Do I qualify for a free attorney?

If you are charged with a crime which may result in jail time, and if you cannot afford an attorney, the court will usually appoint a lawyer at no charge. The lawyer who will represent you in criminal cases is either a public defender or an attorney in private practice who has experience in criminal cases and is paid through a separate fund.

In order to qualify for an attorney at no cost, you must be able to show that you are unable to pay for an attorney because of lack of finances. Some Courts may require that documents be filled out in order to prove your inability to pay.

In criminal cases, if you qualify for a free attorney, the judge will assign a lawyer to represent you. In such cases the attorney is paid for by public funds. The attorneys appointed by the court are trained attorneys. They are as prepared to represent a private citizen accused of a crime as the District Attorney General is prepared to prosecute that crime.

If the Court appoints an attorney to represent you but you are able to pay a part of the cost, the Court may require you to make payments into the Court. This will of course depend on your ability to pay.

If you can afford an attorney, on the other hand, you may employ a private attorney of your choice at your expense.

Whether you can afford to employ an attorney of your choice, or you have an attorney appointed for you by the court at no obligation to you other than to the extent that you are able to pay, it is important that you have an attorney to assist and represent you at all phases of the criminal proceeding.

In a civil suit, the general rule is that you do not have a right to an appointed lawyer. Therefore, if you have a case other than a criminal case you need to obtain a lawyer of your choice. There are cases that a private attorney will handle without charging you a fee for his services. These are cases in which the attorney believes that fees can be obtained from the other party to the lawsuit. This arrangement is known as a contingent fee and does not depend on your ability to pay.
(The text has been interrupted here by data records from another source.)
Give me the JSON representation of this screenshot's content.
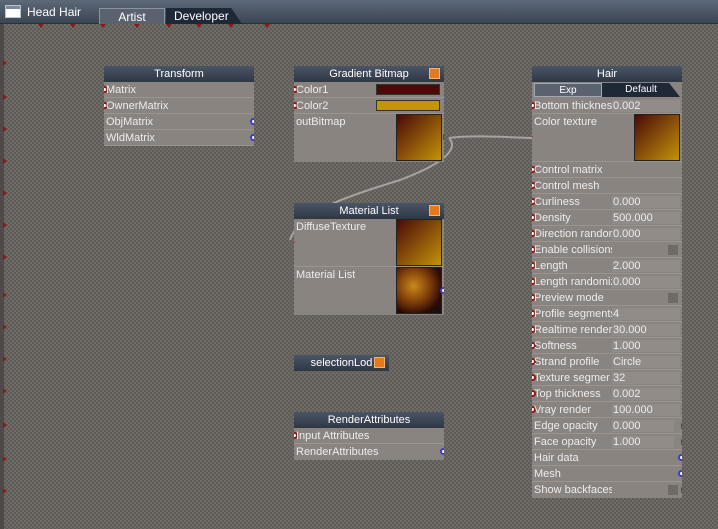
{
  "window": {
    "title": "Head Hair",
    "tabs": [
      "Artist",
      "Developer"
    ]
  },
  "nodes": {
    "transform": {
      "title": "Transform",
      "rows": [
        "Matrix",
        "OwnerMatrix",
        "ObjMatrix",
        "WldMatrix"
      ]
    },
    "gradient": {
      "title": "Gradient Bitmap",
      "color1_label": "Color1",
      "color2_label": "Color2",
      "out_label": "outBitmap",
      "color1": "#4a0a08",
      "color2": "#c29408"
    },
    "material_list": {
      "title": "Material List",
      "diffuse_label": "DiffuseTexture",
      "list_label": "Material List"
    },
    "selection": {
      "title": "selectionLod"
    },
    "render_attributes": {
      "title": "RenderAttributes",
      "rows": [
        "Input Attributes",
        "RenderAttributes"
      ]
    },
    "hair": {
      "title": "Hair",
      "tab_exp": "Exp",
      "tab_default": "Default",
      "rows": [
        {
          "label": "Bottom thicknes",
          "value": "0.002"
        },
        {
          "label": "Color texture",
          "value": ""
        },
        {
          "label": "Control matrix",
          "value": ""
        },
        {
          "label": "Control mesh",
          "value": ""
        },
        {
          "label": "Curliness",
          "value": "0.000"
        },
        {
          "label": "Density",
          "value": "500.000"
        },
        {
          "label": "Direction randor",
          "value": "0.000"
        },
        {
          "label": "Enable collisions",
          "value": ""
        },
        {
          "label": "Length",
          "value": "2.000"
        },
        {
          "label": "Length randomiz",
          "value": "0.000"
        },
        {
          "label": "Preview mode",
          "value": ""
        },
        {
          "label": "Profile segments",
          "value": "4"
        },
        {
          "label": "Realtime render",
          "value": "30.000"
        },
        {
          "label": "Softness",
          "value": "1.000"
        },
        {
          "label": "Strand profile",
          "value": "Circle"
        },
        {
          "label": "Texture segmer",
          "value": "32"
        },
        {
          "label": "Top thickness",
          "value": "0.002"
        },
        {
          "label": "Vray render",
          "value": "100.000"
        },
        {
          "label": "Edge opacity",
          "value": "0.000"
        },
        {
          "label": "Face opacity",
          "value": "1.000"
        },
        {
          "label": "Hair data",
          "value": ""
        },
        {
          "label": "Mesh",
          "value": ""
        },
        {
          "label": "Show backfaces",
          "value": ""
        }
      ]
    }
  },
  "colors": {
    "canvas": "#6f6b67",
    "node_body": "#8a8480",
    "header": "#2e3744",
    "accent": "#e07b1f",
    "input_pin": "#8a1a1a",
    "output_pin": "#3a3ad0"
  }
}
In addition some attorneys will arrange for fees to be paid over an extended period of time.

If you have a civil case that a private attorney will not accept on a contingent-fee basis, you may choose to contact the Legal Aid Society in your county. These organizations are independent not-for-profit law offices that provide free civil legal assistance to persons whose total/gross household income and assets are below federal income guidelines.


There are certain types of cases that Legal Aid is prohibited by federal regulations from accepting. Additionally, due to limited resources, Legal Aid cannot accept all cases for representation and has to establish case acceptance priorities. To the extent resources permit, Legal Aid organizations provide legal assistance in the areas of family law, especially domestic violence; public entitlements, such as TennCare, food stamps, Social Security, etc.; housing law, including both public and private housing; consumer law, and community economic development. Legal Aid also offers special programming in elder law issues, health insurance counseling, and fair housing.


This information is provided as a public service by the Tennessee Bar Association. It is basic legal information and should not be considered legal advice or as a substitute for legal advice. You should consult an attorney if you have questions concerning a specific situation.